Exercise brief:
Identify and copy all lines of the material where the string "iphone" is found.

Raw data:
★ ★ ★

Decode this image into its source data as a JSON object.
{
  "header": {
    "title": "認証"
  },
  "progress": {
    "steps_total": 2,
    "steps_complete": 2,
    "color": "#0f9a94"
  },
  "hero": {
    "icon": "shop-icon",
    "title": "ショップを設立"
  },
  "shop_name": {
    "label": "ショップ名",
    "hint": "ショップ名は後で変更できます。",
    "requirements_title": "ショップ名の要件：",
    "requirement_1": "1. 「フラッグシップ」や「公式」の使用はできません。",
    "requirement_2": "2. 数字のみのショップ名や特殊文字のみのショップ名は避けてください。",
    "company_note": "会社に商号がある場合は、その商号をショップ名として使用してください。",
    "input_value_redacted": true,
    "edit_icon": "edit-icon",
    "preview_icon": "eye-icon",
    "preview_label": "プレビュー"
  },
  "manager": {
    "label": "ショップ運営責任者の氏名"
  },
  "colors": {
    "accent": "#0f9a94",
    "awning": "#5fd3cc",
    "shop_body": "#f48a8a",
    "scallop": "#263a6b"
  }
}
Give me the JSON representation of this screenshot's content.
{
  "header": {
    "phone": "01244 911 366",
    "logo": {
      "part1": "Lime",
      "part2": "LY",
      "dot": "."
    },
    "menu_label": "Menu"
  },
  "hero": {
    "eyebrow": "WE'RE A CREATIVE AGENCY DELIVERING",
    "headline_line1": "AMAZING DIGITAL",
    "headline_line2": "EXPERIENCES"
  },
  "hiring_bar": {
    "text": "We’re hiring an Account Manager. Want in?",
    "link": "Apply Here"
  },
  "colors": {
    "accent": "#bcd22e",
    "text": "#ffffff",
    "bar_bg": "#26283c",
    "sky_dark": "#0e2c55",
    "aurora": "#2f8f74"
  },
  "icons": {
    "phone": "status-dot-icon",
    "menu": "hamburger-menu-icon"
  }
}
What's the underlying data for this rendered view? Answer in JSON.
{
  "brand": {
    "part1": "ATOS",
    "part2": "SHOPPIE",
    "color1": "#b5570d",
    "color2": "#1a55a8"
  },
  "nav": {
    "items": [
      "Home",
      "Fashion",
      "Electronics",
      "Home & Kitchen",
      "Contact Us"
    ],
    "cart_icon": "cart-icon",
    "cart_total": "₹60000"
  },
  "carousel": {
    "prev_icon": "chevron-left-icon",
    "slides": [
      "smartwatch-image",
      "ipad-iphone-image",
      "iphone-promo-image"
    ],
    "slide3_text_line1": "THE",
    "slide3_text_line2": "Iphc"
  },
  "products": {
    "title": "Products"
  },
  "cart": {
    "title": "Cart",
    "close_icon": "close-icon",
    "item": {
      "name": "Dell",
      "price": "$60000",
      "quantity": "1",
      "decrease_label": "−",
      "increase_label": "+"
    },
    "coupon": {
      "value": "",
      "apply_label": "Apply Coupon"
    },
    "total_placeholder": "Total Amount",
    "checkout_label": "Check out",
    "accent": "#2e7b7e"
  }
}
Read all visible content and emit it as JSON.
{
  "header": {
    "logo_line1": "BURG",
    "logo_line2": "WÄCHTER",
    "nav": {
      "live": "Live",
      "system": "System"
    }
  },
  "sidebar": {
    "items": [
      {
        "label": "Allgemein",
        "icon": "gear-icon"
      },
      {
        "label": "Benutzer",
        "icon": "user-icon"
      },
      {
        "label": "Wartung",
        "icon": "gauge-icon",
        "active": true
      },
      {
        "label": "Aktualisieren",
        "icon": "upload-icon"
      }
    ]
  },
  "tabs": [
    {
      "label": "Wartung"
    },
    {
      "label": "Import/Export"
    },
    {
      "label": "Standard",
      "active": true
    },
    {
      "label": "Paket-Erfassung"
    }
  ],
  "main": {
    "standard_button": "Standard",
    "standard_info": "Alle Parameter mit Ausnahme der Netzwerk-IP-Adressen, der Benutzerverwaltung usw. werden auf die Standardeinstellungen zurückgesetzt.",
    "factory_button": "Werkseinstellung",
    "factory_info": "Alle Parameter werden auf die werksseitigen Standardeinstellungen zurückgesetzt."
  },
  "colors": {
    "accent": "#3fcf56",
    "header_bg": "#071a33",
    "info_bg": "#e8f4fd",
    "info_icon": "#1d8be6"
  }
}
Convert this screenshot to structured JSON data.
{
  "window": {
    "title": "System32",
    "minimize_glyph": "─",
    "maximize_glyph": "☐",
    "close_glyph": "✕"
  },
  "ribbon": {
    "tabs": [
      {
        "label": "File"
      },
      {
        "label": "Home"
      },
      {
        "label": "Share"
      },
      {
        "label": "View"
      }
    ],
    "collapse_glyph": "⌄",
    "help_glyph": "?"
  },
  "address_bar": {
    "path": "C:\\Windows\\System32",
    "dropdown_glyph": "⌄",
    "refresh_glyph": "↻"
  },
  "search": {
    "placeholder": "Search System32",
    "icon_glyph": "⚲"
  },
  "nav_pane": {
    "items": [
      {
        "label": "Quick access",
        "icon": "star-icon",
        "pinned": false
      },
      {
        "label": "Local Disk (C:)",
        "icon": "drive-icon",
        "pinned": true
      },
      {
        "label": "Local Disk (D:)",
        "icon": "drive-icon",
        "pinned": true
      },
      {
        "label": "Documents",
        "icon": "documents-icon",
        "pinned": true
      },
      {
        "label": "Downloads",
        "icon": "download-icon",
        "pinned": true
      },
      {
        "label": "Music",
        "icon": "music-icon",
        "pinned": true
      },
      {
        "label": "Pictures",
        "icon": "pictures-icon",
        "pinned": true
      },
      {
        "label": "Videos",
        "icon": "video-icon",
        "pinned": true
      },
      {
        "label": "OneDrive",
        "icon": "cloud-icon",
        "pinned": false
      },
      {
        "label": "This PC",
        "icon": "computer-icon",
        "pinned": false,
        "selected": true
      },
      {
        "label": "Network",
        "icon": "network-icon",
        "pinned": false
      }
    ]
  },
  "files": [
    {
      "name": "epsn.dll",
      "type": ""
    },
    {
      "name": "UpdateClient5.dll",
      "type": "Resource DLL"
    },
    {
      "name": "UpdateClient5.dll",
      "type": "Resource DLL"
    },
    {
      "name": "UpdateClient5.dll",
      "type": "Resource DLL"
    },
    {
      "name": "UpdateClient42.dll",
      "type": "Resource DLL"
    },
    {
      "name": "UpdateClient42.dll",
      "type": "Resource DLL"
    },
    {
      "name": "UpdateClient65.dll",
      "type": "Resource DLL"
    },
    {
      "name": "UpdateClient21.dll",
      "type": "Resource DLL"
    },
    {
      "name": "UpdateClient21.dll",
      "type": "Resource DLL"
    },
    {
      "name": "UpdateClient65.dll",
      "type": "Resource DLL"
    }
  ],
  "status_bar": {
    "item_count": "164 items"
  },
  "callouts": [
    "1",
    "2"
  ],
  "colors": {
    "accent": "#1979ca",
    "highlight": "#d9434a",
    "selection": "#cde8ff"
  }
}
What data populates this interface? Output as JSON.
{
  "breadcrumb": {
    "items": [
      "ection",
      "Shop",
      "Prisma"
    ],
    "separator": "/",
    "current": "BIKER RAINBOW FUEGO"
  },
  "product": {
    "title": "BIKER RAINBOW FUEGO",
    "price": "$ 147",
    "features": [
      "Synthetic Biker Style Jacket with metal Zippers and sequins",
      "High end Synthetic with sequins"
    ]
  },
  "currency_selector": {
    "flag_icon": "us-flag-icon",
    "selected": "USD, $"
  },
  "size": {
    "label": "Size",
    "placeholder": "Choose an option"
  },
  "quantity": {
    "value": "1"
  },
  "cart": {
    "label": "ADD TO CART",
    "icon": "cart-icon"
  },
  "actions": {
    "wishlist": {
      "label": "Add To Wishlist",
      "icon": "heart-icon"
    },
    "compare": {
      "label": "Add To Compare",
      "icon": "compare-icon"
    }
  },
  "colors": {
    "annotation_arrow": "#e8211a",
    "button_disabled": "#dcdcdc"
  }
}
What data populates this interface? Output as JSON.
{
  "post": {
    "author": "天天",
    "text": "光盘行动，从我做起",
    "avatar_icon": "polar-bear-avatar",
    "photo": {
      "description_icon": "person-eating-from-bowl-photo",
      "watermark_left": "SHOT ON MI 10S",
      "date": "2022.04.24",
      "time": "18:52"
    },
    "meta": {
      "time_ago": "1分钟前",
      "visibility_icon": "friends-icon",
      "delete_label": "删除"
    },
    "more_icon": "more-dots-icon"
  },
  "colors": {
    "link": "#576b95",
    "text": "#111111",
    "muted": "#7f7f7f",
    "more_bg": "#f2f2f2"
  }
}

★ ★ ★

Exercise answer:
      "ipad-iphone-image",
      "iphone-promo-image"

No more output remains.